It is thanks to the new mode of transport that dls managed to win over various new customers, including a global player in the furniture market. While dls still considers itself a medium-sized business, the example proves the positive image the company has even with big businesses.
“These companies are long-term partners of ours,” Ms. Schrader states. The wagons used for the Kopernikus trains are double pocket carriages that can be loaded with containers and trailers alike. Each train can transport 36 such carriages.
Partners for the rail transports are ERS and Krefelder Container Terminal (KCT). Up to this point, dls has invested more than six million EUR into the Kopernikus projects, acquiring an extra 250 trailers for the first train alone.
dls was founded by Bodo Engler, father of Ms. Schrader, in 1986. Over the course of the years, branch offices were opened in Poland, Russia, Belarus and Kazakhstan.
As an owner-operated company with Mr. Engler as Managing Director, dls is well known in the market. “My father knows many of our customers personally, and through our long-term customer relations we have developed an extremely high standard,” adds Ms. Schrader. “Another advantage is that we are known to be a forwarder as well as a hauler.”
“My father knows a lot of our customers personally, and through our long-term customer relations we have developed an extremely high standard.” May-Britt Schrader Authorized Representative and Head of Sales
dls is a healthy company. Headquartered in Siek, it has a branch office in Potsdam and subsidiaries in Russia, Poland, Belarus and Kazakhstan. Its 253 members of staff turn over 125 million EUR annually. With its customers being mostly German and Polish, return transports from Germany and other European countries to Poland make up 75% of dls's business, always keeping its fleet of 400 trucks busy.
“On top of that, we use external haulers as we are also a forwarding company,” says Ms. Schrader. “Of course, all companies we use for this are long-term partners.” For the future, dls is considering further locations in Poland, where currently a new administrative building and storage facility are being built.
While dls serves a large variety of industries, important ones are the paper, furniture and foodstuff industries.
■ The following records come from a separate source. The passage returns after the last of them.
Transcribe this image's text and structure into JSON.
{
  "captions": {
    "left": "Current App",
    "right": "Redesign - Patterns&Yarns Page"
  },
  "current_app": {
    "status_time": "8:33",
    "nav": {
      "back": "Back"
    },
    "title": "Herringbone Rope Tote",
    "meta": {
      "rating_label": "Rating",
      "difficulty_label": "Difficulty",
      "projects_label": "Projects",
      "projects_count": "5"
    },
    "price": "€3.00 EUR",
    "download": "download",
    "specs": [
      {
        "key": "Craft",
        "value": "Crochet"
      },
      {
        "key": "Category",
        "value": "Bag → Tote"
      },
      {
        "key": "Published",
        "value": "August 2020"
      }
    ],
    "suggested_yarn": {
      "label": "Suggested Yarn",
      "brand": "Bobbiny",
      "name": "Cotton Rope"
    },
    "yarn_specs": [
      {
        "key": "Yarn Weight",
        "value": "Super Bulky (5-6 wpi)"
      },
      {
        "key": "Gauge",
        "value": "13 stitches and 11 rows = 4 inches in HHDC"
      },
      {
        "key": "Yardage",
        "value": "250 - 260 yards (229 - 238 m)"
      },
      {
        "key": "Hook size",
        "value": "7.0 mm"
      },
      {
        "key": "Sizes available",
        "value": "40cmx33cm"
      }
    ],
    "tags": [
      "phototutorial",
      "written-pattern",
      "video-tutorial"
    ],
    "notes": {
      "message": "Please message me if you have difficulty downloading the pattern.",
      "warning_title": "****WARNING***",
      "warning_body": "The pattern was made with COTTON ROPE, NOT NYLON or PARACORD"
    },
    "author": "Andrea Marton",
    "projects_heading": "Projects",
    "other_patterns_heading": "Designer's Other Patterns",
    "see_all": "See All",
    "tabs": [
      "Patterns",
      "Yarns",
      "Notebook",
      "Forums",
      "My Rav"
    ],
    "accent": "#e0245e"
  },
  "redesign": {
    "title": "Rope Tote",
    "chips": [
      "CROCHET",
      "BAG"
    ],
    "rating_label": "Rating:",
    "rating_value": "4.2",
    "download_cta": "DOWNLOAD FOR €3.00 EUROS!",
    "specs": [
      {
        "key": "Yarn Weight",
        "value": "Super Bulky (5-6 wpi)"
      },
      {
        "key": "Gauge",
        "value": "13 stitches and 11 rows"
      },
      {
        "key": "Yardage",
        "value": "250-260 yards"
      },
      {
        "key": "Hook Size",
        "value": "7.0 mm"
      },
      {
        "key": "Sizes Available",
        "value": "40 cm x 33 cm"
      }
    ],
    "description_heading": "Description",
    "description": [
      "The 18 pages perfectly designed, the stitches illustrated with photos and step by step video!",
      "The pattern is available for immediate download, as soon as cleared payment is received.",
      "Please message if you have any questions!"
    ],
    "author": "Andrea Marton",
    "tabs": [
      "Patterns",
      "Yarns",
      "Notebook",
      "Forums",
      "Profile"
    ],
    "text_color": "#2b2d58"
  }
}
For marketing purposes, the company is present at transport and logistics trade fairs in Germany, Poland and Russia and is currently planning to increase its presence on specialized fairs to approach potential customers. “On top of that we do a lot of online marketing and are active in social media,” Ms. Schrader highlights. “And of course we have our own sales force.”